## WHAT IS NEEDED
Output every entry exactly as it appears.

## Stored items from a collection

+--

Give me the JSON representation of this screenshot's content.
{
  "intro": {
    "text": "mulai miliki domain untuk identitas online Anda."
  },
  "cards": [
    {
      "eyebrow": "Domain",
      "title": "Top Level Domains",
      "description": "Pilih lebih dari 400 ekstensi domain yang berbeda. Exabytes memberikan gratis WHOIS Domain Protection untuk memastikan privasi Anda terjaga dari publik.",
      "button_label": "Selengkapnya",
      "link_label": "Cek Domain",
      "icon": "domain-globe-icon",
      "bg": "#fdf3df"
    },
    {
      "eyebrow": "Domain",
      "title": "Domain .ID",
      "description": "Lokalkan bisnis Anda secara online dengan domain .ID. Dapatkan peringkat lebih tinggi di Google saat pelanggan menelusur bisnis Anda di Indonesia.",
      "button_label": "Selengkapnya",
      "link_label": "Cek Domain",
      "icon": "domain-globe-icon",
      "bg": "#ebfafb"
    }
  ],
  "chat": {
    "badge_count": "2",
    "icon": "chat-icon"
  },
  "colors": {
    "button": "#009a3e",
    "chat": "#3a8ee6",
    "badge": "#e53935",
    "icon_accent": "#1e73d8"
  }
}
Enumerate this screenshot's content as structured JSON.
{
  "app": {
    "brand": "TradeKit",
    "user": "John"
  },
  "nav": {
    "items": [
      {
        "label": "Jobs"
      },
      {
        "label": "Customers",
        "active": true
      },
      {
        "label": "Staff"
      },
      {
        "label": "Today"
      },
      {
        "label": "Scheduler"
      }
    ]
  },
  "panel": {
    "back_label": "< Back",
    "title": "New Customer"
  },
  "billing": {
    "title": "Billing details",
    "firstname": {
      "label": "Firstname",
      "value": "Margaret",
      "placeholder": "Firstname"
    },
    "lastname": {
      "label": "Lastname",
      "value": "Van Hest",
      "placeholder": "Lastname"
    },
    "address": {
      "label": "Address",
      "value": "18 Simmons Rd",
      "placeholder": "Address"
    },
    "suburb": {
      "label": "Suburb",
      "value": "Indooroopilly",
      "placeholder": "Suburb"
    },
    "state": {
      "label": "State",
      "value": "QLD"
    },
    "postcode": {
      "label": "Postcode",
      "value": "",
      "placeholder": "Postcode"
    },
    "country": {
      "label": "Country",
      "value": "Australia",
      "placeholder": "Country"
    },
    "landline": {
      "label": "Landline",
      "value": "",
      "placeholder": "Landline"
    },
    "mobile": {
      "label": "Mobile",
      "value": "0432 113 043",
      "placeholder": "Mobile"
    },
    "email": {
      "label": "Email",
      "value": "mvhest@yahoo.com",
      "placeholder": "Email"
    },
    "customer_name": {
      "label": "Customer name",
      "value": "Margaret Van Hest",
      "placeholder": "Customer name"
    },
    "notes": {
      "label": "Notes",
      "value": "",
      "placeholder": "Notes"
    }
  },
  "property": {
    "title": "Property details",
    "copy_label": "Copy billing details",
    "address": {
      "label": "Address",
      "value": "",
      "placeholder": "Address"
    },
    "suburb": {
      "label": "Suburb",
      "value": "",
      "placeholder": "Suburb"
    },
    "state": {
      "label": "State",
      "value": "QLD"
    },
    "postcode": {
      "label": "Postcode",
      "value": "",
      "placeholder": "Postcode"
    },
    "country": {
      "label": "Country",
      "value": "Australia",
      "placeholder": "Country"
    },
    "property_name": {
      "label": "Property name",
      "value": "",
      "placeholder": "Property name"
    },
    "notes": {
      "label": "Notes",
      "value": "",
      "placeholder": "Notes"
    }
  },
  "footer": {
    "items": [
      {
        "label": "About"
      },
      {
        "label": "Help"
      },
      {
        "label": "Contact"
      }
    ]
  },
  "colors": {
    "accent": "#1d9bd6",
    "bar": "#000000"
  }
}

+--

## ANSWER BELOW
Give me the JSON representation of this screenshot's content.
{
  "intro": {
    "text": "mulai miliki domain untuk identitas online Anda."
  },
  "cards": [
    {
      "eyebrow": "Domain",
      "title": "Top Level Domains",
      "description": "Pilih lebih dari 400 ekstensi domain yang berbeda. Exabytes memberikan gratis WHOIS Domain Protection untuk memastikan privasi Anda terjaga dari publik.",
      "button_label": "Selengkapnya",
      "link_label": "Cek Domain",
      "icon": "domain-globe-icon",
      "bg": "#fdf3df"
    },
    {
      "eyebrow": "Domain",
      "title": "Domain .ID",
      "description": "Lokalkan bisnis Anda secara online dengan domain .ID. Dapatkan peringkat lebih tinggi di Google saat pelanggan menelusur bisnis Anda di Indonesia.",
      "button_label": "Selengkapnya",
      "link_label": "Cek Domain",
      "icon": "domain-globe-icon",
      "bg": "#ebfafb"
    }
  ],
  "chat": {
    "badge_count": "2",
    "icon": "chat-icon"
  },
  "colors": {
    "button": "#009a3e",
    "chat": "#3a8ee6",
    "badge": "#e53935",
    "icon_accent": "#1e73d8"
  }
}
Enumerate this screenshot's content as structured JSON.
{
  "app": {
    "brand": "TradeKit",
    "user": "John"
  },
  "nav": {
    "items": [
      {
        "label": "Jobs"
      },
      {
        "label": "Customers",
        "active": true
      },
      {
        "label": "Staff"
      },
      {
        "label": "Today"
      },
      {
        "label": "Scheduler"
      }
    ]
  },
  "panel": {
    "back_label": "< Back",
    "title": "New Customer"
  },
  "billing": {
    "title": "Billing details",
    "firstname": {
      "label": "Firstname",
      "value": "Margaret",
      "placeholder": "Firstname"
    },
    "lastname": {
      "label": "Lastname",
      "value": "Van Hest",
      "placeholder": "Lastname"
    },
    "address": {
      "label": "Address",
      "value": "18 Simmons Rd",
      "placeholder": "Address"
    },
    "suburb": {
      "label": "Suburb",
      "value": "Indooroopilly",
      "placeholder": "Suburb"
    },
    "state": {
      "label": "State",
      "value": "QLD"
    },
    "postcode": {
      "label": "Postcode",
      "value": "",
      "placeholder": "Postcode"
    },
    "country": {
      "label": "Country",
      "value": "Australia",
      "placeholder": "Country"
    },
    "landline": {
      "label": "Landline",
      "value": "",
      "placeholder": "Landline"
    },
    "mobile": {
      "label": "Mobile",
      "value": "0432 113 043",
      "placeholder": "Mobile"
    },
    "email": {
      "label": "Email",
      "value": "mvhest@yahoo.com",
      "placeholder": "Email"
    },
    "customer_name": {
      "label": "Customer name",
      "value": "Margaret Van Hest",
      "placeholder": "Customer name"
    },
    "notes": {
      "label": "Notes",
      "value": "",
      "placeholder": "Notes"
    }
  },
  "property": {
    "title": "Property details",
    "copy_label": "Copy billing details",
    "address": {
      "label": "Address",
      "value": "",
      "placeholder": "Address"
    },
    "suburb": {
      "label": "Suburb",
      "value": "",
      "placeholder": "Suburb"
    },
    "state": {
      "label": "State",
      "value": "QLD"
    },
    "postcode": {
      "label": "Postcode",
      "value": "",
      "placeholder": "Postcode"
    },
    "country": {
      "label": "Country",
      "value": "Australia",
      "placeholder": "Country"
    },
    "property_name": {
      "label": "Property name",
      "value": "",
      "placeholder": "Property name"
    },
    "notes": {
      "label": "Notes",
      "value": "",
      "placeholder": "Notes"
    }
  },
  "footer": {
    "items": [
      {
        "label": "About"
      },
      {
        "label": "Help"
      },
      {
        "label": "Contact"
      }
    ]
  },
  "colors": {
    "accent": "#1d9bd6",
    "bar": "#000000"
  }
}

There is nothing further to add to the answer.